Watching from the stands, everything about Pakistan was wrong in this tournament. There was no self-belief; we were defeated before we even walked out. While our batting has always failed us, our bowling was even more painful to watch. What was even more hilarious was the fielding and the incredible stats that were released right before the Asia Cup claiming that our catching percentage was 85.9%, the highest it had been in 2 years. Pakistan went on to drop eight catches during this tournament; Rohit Sharma’s, in particular, was shattering.

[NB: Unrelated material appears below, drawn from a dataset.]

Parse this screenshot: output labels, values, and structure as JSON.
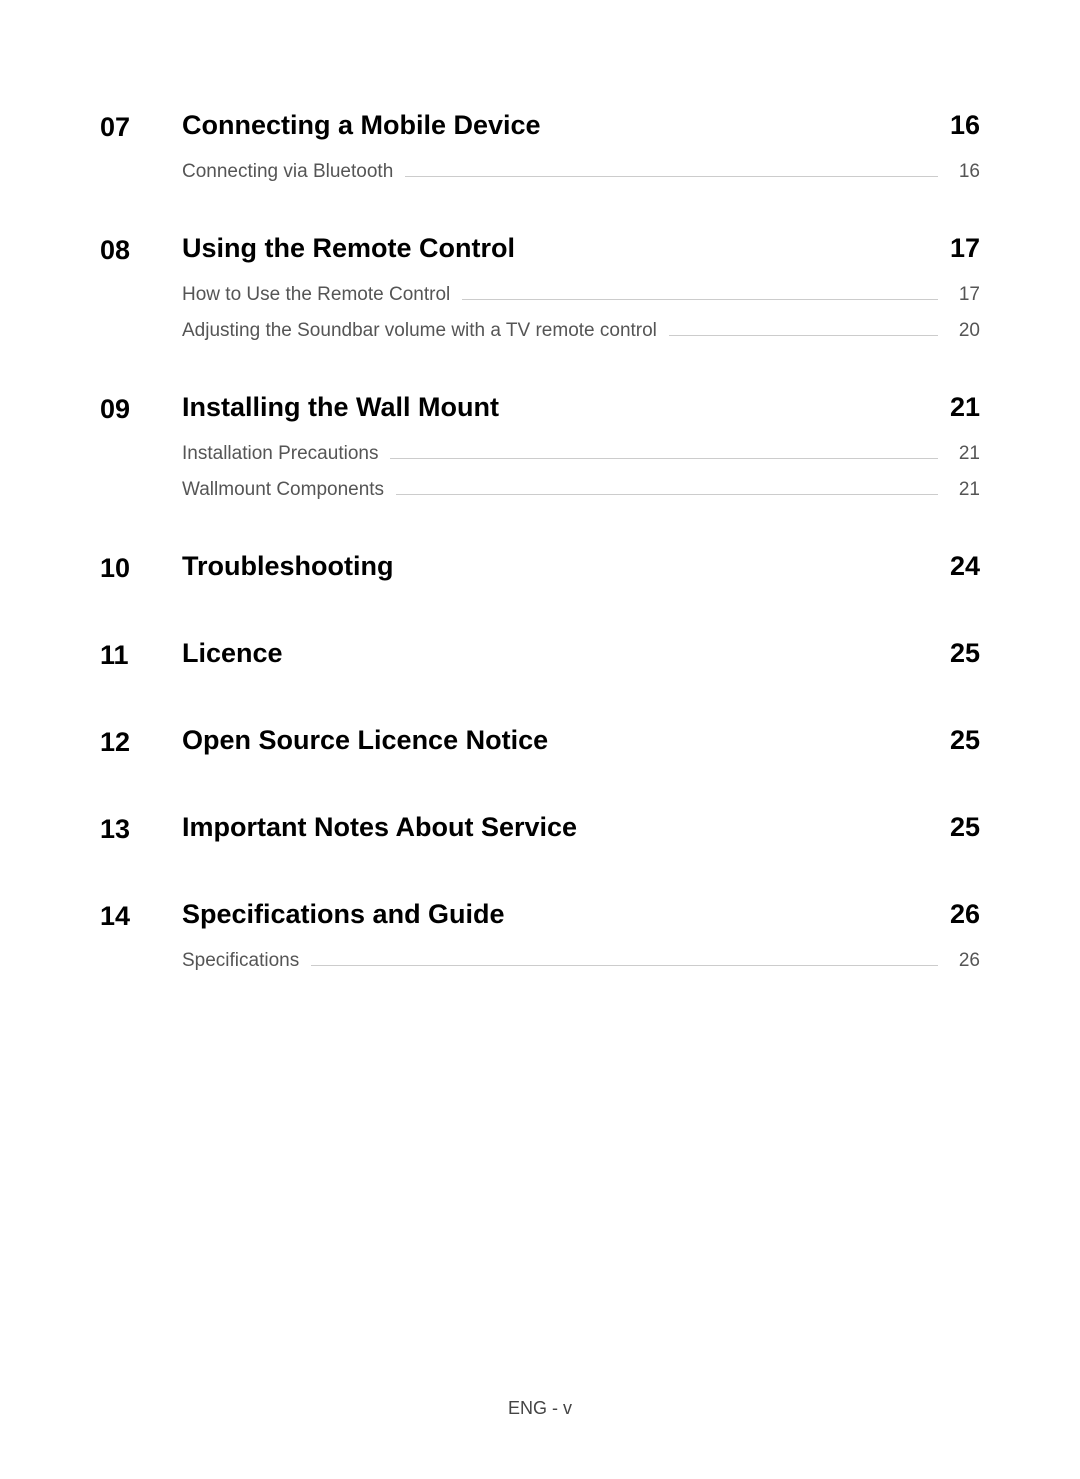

Within the comedy of errors, the reality of doom looms quite near; this was supposed to be the team we were grooming for the world cup. While we may be the No. 1 side in the T20s, the erratic chaos of our ODI side has meant that Pakistan have only been able to win 5 out of 22 matches against the top 5 teams since 2016. Pakistan’s quick decline in Tests from the No. 1 ranking in 2016 to number 7 today is a further cause for concern. So where does Pakistan go from here? Removing the captain or coach so close to the world cup is likely to do more harm than good, Pakistan need to really pick the best off the bench and get to work if we stand any chance to put up a good show in 2019. As true Pakistan cricket fans, let us pray that we may never be jinxed with the favourites tag again and look on to 2019 with hope, after all, haven’t Pakistan traditionally done well in England?

@hadouken51